*Pedants may point out that no finite amount of RAM has ever been enough for a web browser, at least not unless its restarted every few hours.


#10

Are you sure your browser is 64-bit? I’m not sure whether the Firefox Windows releases are 64-bit yet. I know Mozilla’s official builds have only been 32-bit for a long, long time. Which means they’ve only been able to utilise ~4GB of your RAM, regardless of how much you’ve had. I have 16 GB RAM on my 64-bit Linux laptop, and my Firefox with four windows and probably a couple hundred tabs (:weary:) is running for days on end with no issues.


#11

Yep, it’s the Debian amd64 build.

$ file /usr/lib/firefox/firefox
/usr/lib/firefox/firefox: ELF 64-bit LSB shared object, x86-64, version 1 (SYSV), dynamically linked, interpreter /lib64/ld-linux-x86-64.so.2, for GNU/Linux 2.6.32, BuildID[sha1]=a9efabdb6e740b467eecbcbae02b4ba4e41cbb4e, stripped
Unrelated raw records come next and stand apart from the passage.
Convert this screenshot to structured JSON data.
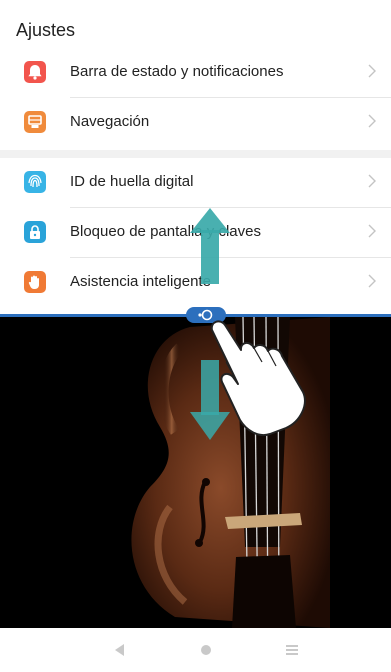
{
  "header": {
    "title": "Ajustes"
  },
  "settings": {
    "items": [
      {
        "label": "Barra de estado y notificaciones",
        "icon": "notification-icon",
        "color": "#f2554d"
      },
      {
        "label": "Navegación",
        "icon": "navigation-icon",
        "color": "#f08b3c"
      },
      {
        "label": "ID de huella digital",
        "icon": "fingerprint-icon",
        "color": "#38b4e6"
      },
      {
        "label": "Bloqueo de pantalla y claves",
        "icon": "lock-icon",
        "color": "#2aa3d9"
      },
      {
        "label": "Asistencia inteligente",
        "icon": "hand-icon",
        "color": "#f07a35"
      }
    ]
  },
  "split_handle": {
    "icon": "split-handle-icon",
    "color": "#2c6fbd"
  },
  "media": {
    "subject": "violin-image"
  },
  "gesture": {
    "icons": [
      "swipe-up-arrow-icon",
      "swipe-down-arrow-icon",
      "pointing-hand-icon"
    ],
    "arrow_color": "#3aa9a9"
  },
  "navbar": {
    "buttons": [
      "back-icon",
      "home-icon",
      "recents-icon"
    ]
  }
}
I may well have some extension increasing memory usage…


#12

https://musicbrainz.org/release-group/f72954d9-0467-48d6-ab97-369faa02c825

Is there a 40 CD limitation on a release? Can (and should) these releases be merged? They have the same catalog number and barcode.


#13

Not really.

They can. Whether they should, I guess, depends on how feasible it is to load a 200CD release right now. It might be better to wait until the relationship editor doesn’t try to load them all in one go, since that’ll kill most browsers I think…


#14

I created these releases separately because of the handling of relationships in relationship editor. I believe most of the browsers aren’t able to handle 200 CD releases on it. This box set is having over 3300 recordings so the amount of relationships must be over ten thousand. Currently I recommend not to merge this kind of huge releases.